Everywhere I go Indigenous people say two things to me: they want to stop the alcohol abuse; and they want to stop people ruining their lives by getting easy access to alcohol and to have an alternative. Stronger futures tackles that challenge. They want assistance to get their kids to school and stronger futures tackles that challenge as well, working in partnership with Indigenous people. Women want to continue with the BasicsCard because they feel some security about that and they want us to continue to improve the safety in their community. Stronger futures does that.

We have worked very hard with the homelands policy. Even the coalition said to the Northern Territory government, 'We will find homelands for a certain number of years but after that you have to find the money yourselves.' Well, it was not going to be possible and it is not possible in the economic base of the Northern Territory. Under the stronger futures package we have given $200 million over 10 years to support municipal and essential services in the homelands. The coalition have partnered with us as part of the 10-year funding commitment. I hope that $200 million is now safe and secure. During this election campaign Paul Henderson, under his dynamic leadership and extensive consultation with people in the Northern Territory, travelled out to Gan Gan, a homeland in north-east Arnhem Land, two weeks ago and announced that they would match our $200 million with $300 million.
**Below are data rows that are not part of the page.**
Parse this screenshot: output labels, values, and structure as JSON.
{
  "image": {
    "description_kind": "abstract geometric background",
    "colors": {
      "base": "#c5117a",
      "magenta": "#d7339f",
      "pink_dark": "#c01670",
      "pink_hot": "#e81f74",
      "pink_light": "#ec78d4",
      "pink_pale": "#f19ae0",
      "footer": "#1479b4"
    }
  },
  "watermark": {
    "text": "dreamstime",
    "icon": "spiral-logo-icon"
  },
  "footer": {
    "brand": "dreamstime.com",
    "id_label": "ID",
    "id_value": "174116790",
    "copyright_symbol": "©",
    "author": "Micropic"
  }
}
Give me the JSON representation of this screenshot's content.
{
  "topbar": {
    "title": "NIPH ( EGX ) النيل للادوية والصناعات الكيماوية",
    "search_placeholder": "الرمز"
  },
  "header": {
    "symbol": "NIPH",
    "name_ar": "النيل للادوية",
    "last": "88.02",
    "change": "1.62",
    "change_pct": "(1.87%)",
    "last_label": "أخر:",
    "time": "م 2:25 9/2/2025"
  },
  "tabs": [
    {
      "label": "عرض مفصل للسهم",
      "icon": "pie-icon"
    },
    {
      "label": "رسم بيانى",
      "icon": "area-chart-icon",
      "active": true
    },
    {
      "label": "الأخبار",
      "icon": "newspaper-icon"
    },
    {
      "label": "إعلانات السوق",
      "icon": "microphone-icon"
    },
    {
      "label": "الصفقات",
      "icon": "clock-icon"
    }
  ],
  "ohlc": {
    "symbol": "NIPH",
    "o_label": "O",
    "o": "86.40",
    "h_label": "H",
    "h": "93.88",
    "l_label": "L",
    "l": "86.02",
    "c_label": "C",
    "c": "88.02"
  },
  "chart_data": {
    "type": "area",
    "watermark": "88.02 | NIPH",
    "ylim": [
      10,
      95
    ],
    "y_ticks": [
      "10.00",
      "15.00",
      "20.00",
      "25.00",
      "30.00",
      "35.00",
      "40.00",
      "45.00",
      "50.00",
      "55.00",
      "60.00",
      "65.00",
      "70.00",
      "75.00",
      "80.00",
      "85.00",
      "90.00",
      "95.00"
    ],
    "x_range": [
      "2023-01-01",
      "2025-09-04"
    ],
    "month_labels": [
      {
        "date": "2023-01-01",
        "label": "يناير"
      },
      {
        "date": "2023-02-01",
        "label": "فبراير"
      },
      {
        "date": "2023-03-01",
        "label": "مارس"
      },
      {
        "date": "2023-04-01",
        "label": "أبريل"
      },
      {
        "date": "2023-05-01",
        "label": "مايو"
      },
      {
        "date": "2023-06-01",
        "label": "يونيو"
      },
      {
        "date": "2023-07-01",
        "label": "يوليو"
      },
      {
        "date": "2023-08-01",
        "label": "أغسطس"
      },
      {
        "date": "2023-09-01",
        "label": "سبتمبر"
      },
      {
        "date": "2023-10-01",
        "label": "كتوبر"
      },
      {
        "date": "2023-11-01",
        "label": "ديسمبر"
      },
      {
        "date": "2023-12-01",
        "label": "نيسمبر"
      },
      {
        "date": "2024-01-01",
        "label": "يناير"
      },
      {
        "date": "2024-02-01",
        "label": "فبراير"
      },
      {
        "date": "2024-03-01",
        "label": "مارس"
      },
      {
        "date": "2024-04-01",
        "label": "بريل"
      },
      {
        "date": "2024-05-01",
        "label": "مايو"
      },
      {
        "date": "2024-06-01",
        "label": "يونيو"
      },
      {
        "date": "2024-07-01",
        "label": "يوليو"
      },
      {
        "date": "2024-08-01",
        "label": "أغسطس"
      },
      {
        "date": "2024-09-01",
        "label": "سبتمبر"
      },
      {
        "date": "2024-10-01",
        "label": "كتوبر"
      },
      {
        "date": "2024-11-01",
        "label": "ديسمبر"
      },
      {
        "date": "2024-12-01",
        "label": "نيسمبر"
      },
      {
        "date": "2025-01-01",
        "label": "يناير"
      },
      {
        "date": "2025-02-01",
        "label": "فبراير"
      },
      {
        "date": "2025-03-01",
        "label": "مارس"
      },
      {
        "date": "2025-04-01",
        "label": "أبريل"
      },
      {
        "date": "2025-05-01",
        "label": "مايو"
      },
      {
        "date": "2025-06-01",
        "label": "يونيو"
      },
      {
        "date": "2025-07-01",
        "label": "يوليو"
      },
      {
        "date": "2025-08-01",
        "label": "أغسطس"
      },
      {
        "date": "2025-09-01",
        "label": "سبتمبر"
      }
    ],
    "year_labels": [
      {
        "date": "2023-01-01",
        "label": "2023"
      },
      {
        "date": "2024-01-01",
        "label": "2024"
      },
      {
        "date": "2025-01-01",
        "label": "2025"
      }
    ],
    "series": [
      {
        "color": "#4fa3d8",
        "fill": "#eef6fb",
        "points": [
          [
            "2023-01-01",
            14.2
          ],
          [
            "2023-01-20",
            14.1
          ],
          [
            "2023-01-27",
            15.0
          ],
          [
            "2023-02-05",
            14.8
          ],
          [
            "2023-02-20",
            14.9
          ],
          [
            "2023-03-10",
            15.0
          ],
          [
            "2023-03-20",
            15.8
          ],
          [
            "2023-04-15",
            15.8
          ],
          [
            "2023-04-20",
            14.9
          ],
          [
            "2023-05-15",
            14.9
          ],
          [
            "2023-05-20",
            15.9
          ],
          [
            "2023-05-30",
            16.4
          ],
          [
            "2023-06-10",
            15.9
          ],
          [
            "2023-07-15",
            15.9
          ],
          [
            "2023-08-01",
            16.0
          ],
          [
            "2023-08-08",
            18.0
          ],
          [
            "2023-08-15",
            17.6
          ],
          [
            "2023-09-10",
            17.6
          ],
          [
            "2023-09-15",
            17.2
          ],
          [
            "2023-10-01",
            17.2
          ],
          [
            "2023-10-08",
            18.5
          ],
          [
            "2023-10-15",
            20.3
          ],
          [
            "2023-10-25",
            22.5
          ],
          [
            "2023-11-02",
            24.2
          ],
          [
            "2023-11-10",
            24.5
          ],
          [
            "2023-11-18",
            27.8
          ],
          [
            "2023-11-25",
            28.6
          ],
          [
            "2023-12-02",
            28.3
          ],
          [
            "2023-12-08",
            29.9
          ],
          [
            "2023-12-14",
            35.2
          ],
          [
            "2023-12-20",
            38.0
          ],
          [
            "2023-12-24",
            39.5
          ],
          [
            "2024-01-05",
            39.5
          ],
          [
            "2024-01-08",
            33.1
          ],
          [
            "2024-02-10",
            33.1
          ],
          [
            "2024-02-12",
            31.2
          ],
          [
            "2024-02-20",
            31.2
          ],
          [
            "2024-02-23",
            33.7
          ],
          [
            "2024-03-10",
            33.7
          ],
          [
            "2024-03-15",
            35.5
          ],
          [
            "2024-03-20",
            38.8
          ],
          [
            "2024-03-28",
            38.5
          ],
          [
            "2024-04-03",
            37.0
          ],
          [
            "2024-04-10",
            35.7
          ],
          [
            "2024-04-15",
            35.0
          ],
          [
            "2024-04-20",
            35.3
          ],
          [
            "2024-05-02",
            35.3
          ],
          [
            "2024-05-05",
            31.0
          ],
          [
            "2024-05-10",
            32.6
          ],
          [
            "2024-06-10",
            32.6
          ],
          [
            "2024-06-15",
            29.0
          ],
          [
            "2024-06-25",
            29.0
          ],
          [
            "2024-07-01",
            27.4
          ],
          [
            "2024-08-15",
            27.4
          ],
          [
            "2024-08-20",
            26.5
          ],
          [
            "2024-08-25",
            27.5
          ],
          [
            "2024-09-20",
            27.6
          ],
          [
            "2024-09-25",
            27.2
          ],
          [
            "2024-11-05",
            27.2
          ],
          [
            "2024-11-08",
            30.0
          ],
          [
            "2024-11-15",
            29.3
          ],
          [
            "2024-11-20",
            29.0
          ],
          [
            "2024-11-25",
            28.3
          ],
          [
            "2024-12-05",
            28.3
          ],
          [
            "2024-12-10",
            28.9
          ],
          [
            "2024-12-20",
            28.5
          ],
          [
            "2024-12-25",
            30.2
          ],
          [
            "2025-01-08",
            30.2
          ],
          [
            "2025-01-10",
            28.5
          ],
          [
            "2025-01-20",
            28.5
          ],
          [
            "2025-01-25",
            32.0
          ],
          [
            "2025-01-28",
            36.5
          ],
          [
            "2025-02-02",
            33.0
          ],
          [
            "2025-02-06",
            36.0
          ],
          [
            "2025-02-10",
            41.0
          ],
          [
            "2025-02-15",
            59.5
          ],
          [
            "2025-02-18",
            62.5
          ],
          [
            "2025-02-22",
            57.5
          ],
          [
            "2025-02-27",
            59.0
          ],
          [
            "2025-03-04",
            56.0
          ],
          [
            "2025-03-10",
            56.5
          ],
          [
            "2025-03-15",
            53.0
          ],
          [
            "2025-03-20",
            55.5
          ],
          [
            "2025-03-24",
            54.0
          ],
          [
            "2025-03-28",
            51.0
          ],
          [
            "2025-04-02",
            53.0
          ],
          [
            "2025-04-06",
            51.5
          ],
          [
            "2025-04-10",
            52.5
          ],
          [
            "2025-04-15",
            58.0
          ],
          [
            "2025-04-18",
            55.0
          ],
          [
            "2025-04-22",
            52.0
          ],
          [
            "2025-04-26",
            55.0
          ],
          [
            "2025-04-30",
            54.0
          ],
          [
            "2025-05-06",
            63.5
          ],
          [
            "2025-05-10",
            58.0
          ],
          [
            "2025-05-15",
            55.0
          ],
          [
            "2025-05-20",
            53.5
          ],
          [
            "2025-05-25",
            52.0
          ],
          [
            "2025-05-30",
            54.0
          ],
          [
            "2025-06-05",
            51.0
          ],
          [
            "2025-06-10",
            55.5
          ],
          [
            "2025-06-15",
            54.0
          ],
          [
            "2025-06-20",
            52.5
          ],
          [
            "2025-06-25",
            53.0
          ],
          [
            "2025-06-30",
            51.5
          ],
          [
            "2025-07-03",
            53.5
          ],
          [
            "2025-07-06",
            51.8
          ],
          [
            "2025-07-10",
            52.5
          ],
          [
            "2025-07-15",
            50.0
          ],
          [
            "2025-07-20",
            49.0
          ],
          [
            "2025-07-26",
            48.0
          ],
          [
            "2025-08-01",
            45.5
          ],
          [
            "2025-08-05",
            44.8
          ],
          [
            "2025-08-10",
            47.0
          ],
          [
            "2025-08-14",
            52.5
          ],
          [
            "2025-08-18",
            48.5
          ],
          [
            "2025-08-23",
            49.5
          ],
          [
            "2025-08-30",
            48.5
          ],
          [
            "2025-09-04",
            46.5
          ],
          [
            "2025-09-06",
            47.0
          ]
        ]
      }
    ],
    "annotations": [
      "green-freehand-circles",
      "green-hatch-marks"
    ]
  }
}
So under the Labor Party, both federally and in the Northern Territory, you have a $500 million commitment for homelands for the next 10 years because we acknowledge the profound connection between Indigenous people and their homelands. We acknowledge their culture, we acknowledge that they want and deserve a right to live on their homelands. Through stronger futures and our homelands policy we support that right. (Time expired)